Dataset rows for apps and sites:
......
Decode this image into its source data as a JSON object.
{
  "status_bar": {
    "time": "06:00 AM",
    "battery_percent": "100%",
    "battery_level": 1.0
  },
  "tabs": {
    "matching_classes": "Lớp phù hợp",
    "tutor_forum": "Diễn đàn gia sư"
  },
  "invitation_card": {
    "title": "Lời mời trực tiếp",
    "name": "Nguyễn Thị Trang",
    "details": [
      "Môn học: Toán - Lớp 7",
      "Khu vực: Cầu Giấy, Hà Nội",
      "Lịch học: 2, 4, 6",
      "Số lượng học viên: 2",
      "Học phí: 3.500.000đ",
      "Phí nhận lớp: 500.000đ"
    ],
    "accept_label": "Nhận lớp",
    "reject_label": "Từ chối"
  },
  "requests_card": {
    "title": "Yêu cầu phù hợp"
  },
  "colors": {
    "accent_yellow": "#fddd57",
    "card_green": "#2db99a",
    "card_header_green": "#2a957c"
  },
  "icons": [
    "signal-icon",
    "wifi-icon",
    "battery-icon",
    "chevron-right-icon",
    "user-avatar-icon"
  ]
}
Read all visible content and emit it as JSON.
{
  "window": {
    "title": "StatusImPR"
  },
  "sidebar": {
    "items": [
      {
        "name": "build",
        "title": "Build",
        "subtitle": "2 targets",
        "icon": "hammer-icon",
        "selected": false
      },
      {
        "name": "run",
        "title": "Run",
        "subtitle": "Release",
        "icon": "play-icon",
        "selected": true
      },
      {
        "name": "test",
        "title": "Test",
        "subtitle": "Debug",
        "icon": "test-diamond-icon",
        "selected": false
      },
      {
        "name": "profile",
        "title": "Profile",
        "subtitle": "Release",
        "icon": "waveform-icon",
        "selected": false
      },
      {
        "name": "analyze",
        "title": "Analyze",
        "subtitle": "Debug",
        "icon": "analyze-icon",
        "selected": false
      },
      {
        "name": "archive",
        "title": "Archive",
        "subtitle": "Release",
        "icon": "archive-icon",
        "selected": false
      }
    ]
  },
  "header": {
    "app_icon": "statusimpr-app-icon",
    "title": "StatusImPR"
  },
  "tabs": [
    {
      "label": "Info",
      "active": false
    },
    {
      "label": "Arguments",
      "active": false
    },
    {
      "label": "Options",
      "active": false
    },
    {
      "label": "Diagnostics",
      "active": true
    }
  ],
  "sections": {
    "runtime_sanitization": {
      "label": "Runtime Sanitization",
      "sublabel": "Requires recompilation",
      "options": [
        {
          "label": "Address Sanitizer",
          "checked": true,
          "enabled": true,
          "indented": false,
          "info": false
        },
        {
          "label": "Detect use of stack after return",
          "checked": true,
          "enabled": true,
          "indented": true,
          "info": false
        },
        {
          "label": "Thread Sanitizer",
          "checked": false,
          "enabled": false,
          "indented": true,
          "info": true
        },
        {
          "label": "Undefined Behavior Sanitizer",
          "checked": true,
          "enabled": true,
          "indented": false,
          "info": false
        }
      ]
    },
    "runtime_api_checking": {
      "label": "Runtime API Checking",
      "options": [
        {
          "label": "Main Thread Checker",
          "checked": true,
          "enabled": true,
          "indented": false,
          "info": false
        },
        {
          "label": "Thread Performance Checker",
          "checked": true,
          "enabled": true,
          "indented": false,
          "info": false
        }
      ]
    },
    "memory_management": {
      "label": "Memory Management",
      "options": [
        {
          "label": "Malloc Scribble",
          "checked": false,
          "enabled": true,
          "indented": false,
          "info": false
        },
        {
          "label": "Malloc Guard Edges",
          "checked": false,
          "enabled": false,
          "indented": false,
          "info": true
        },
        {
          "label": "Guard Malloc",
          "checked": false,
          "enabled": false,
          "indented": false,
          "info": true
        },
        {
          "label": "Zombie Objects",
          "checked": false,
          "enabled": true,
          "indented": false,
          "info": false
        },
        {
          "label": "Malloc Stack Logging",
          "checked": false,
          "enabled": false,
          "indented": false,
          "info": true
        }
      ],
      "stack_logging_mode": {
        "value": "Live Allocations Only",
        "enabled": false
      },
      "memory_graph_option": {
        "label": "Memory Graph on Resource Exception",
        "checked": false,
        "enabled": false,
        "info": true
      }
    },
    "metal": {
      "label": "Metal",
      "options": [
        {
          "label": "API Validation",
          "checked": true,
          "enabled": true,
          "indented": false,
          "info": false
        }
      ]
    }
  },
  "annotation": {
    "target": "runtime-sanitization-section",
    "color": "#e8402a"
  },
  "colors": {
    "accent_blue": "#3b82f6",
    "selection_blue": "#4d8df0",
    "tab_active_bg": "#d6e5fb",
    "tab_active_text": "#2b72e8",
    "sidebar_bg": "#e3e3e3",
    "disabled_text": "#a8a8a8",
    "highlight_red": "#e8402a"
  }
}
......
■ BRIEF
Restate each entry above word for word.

■ EXERCISE RESULT
Decode this image into its source data as a JSON object.
{
  "status_bar": {
    "time": "06:00 AM",
    "battery_percent": "100%",
    "battery_level": 1.0
  },
  "tabs": {
    "matching_classes": "Lớp phù hợp",
    "tutor_forum": "Diễn đàn gia sư"
  },
  "invitation_card": {
    "title": "Lời mời trực tiếp",
    "name": "Nguyễn Thị Trang",
    "details": [
      "Môn học: Toán - Lớp 7",
      "Khu vực: Cầu Giấy, Hà Nội",
      "Lịch học: 2, 4, 6",
      "Số lượng học viên: 2",
      "Học phí: 3.500.000đ",
      "Phí nhận lớp: 500.000đ"
    ],
    "accept_label": "Nhận lớp",
    "reject_label": "Từ chối"
  },
  "requests_card": {
    "title": "Yêu cầu phù hợp"
  },
  "colors": {
    "accent_yellow": "#fddd57",
    "card_green": "#2db99a",
    "card_header_green": "#2a957c"
  },
  "icons": [
    "signal-icon",
    "wifi-icon",
    "battery-icon",
    "chevron-right-icon",
    "user-avatar-icon"
  ]
}
Read all visible content and emit it as JSON.
{
  "window": {
    "title": "StatusImPR"
  },
  "sidebar": {
    "items": [
      {
        "name": "build",
        "title": "Build",
        "subtitle": "2 targets",
        "icon": "hammer-icon",
        "selected": false
      },
      {
        "name": "run",
        "title": "Run",
        "subtitle": "Release",
        "icon": "play-icon",
        "selected": true
      },
      {
        "name": "test",
        "title": "Test",
        "subtitle": "Debug",
        "icon": "test-diamond-icon",
        "selected": false
      },
      {
        "name": "profile",
        "title": "Profile",
        "subtitle": "Release",
        "icon": "waveform-icon",
        "selected": false
      },
      {
        "name": "analyze",
        "title": "Analyze",
        "subtitle": "Debug",
        "icon": "analyze-icon",
        "selected": false
      },
      {
        "name": "archive",
        "title": "Archive",
        "subtitle": "Release",
        "icon": "archive-icon",
        "selected": false
      }
    ]
  },
  "header": {
    "app_icon": "statusimpr-app-icon",
    "title": "StatusImPR"
  },
  "tabs": [
    {
      "label": "Info",
      "active": false
    },
    {
      "label": "Arguments",
      "active": false
    },
    {
      "label": "Options",
      "active": false
    },
    {
      "label": "Diagnostics",
      "active": true
    }
  ],
  "sections": {
    "runtime_sanitization": {
      "label": "Runtime Sanitization",
      "sublabel": "Requires recompilation",
      "options": [
        {
          "label": "Address Sanitizer",
          "checked": true,
          "enabled": true,
          "indented": false,
          "info": false
        },
        {
          "label": "Detect use of stack after return",
          "checked": true,
          "enabled": true,
          "indented": true,
          "info": false
        },
        {
          "label": "Thread Sanitizer",
          "checked": false,
          "enabled": false,
          "indented": true,
          "info": true
        },
        {
          "label": "Undefined Behavior Sanitizer",
          "checked": true,
          "enabled": true,
          "indented": false,
          "info": false
        }
      ]
    },
    "runtime_api_checking": {
      "label": "Runtime API Checking",
      "options": [
        {
          "label": "Main Thread Checker",
          "checked": true,
          "enabled": true,
          "indented": false,
          "info": false
        },
        {
          "label": "Thread Performance Checker",
          "checked": true,
          "enabled": true,
          "indented": false,
          "info": false
        }
      ]
    },
    "memory_management": {
      "label": "Memory Management",
      "options": [
        {
          "label": "Malloc Scribble",
          "checked": false,
          "enabled": true,
          "indented": false,
          "info": false
        },
        {
          "label": "Malloc Guard Edges",
          "checked": false,
          "enabled": false,
          "indented": false,
          "info": true
        },
        {
          "label": "Guard Malloc",
          "checked": false,
          "enabled": false,
          "indented": false,
          "info": true
        },
        {
          "label": "Zombie Objects",
          "checked": false,
          "enabled": true,
          "indented": false,
          "info": false
        },
        {
          "label": "Malloc Stack Logging",
          "checked": false,
          "enabled": false,
          "indented": false,
          "info": true
        }
      ],
      "stack_logging_mode": {
        "value": "Live Allocations Only",
        "enabled": false
      },
      "memory_graph_option": {
        "label": "Memory Graph on Resource Exception",
        "checked": false,
        "enabled": false,
        "info": true
      }
    },
    "metal": {
      "label": "Metal",
      "options": [
        {
          "label": "API Validation",
          "checked": true,
          "enabled": true,
          "indented": false,
          "info": false
        }
      ]
    }
  },
  "annotation": {
    "target": "runtime-sanitization-section",
    "color": "#e8402a"
  },
  "colors": {
    "accent_blue": "#3b82f6",
    "selection_blue": "#4d8df0",
    "tab_active_bg": "#d6e5fb",
    "tab_active_text": "#2b72e8",
    "sidebar_bg": "#e3e3e3",
    "disabled_text": "#a8a8a8",
    "highlight_red": "#e8402a"
  }
}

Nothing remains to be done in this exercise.